### Data records
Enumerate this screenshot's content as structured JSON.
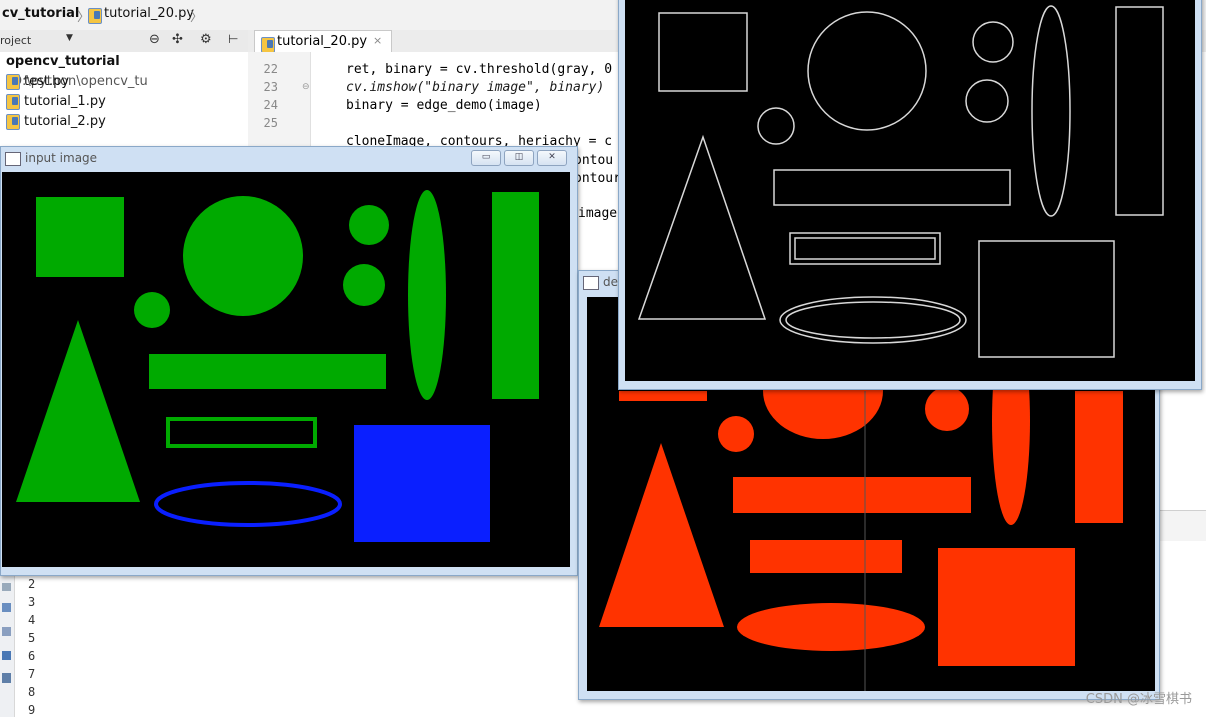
{
  "ide": {
    "breadcrumb": [
      "cv_tutorial",
      "tutorial_20.py"
    ],
    "project_label": "roject",
    "editor_tab": "tutorial_20.py",
    "tree": {
      "root_name": "opencv_tutorial",
      "root_path": "D:\\python\\opencv_tu",
      "files": [
        "test.py",
        "tutorial_1.py",
        "tutorial_2.py"
      ]
    },
    "code_lines": [
      {
        "num": "22",
        "text": "ret, binary = cv.threshold(gray, 0"
      },
      {
        "num": "23",
        "text": "cv.imshow(\"binary image\", binary)"
      },
      {
        "num": "24",
        "text": "binary = edge_demo(image)"
      },
      {
        "num": "25",
        "text": ""
      }
    ],
    "code_partial": [
      "cloneImage, contours, heriachy = c",
      "ontou",
      "ontour",
      "image"
    ],
    "run_lines": [
      "2",
      "3",
      "4",
      "5",
      "6",
      "7",
      "8",
      "9"
    ]
  },
  "windows": {
    "input": {
      "title": "input image"
    },
    "detect": {
      "title": "de"
    }
  },
  "colors": {
    "green": "#00aa00",
    "blue": "#0a1fff",
    "red": "#ff3300",
    "edge": "#d8d8d8"
  },
  "watermark": "CSDN @冰雪棋书"
}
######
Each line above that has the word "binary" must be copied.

        "text": "ret, binary = cv.threshold(gray, 0"
        "text": "cv.imshow(\"binary image\", binary)"
        "text": "binary = edge_demo(image)"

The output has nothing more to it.